Pollution: particulate matter in India higher than WHO limit
Source: The Hindu, Date: , 2015
In 2010, air pollution killed nearly 600,000 people in India,
according to the World Health Organisation (WHO). The situation has not changed
in the last five years. A recent study shows that a significant population of
Indian subcontinent breathes air with much higher particulate matter that is
lesser than 2.5 micrometre (PM2.5) in size than the limit set by the WHO.
Outdoor air pollution as a whole, especially the particulate matter, has been
declared as class-1 cancer-causing agent (carcinogen) in 2013 by the
International Agency for Research on Cancer (IARC), which is part of the WHO.

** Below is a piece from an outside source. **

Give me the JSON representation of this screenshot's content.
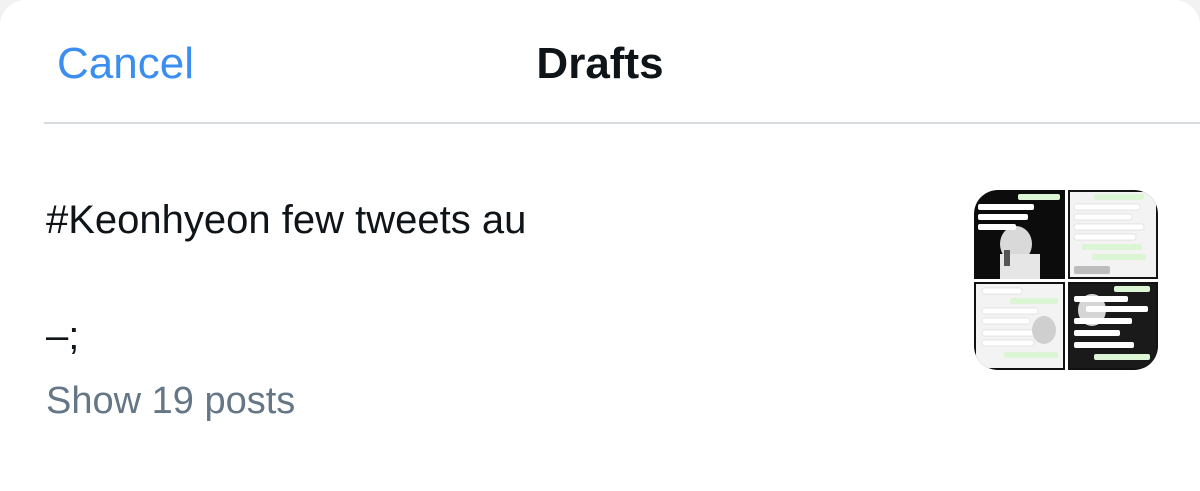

Besides, it causes other respiratory and heart diseases. The PM2.5 is
particularly dangerous and can cause adverse health effects owing to its
greater penetrability into the human respiratory system and eventual
accumulation in human organs and blood. Rural women, children and elderly
population are more prone to diseases caused by air pollution. Rural women, in
particular, face a greater risk from indoor pollution — locally made mud stoves
fuelled by solid biofuel emit a far greater amount of finer particulate matter.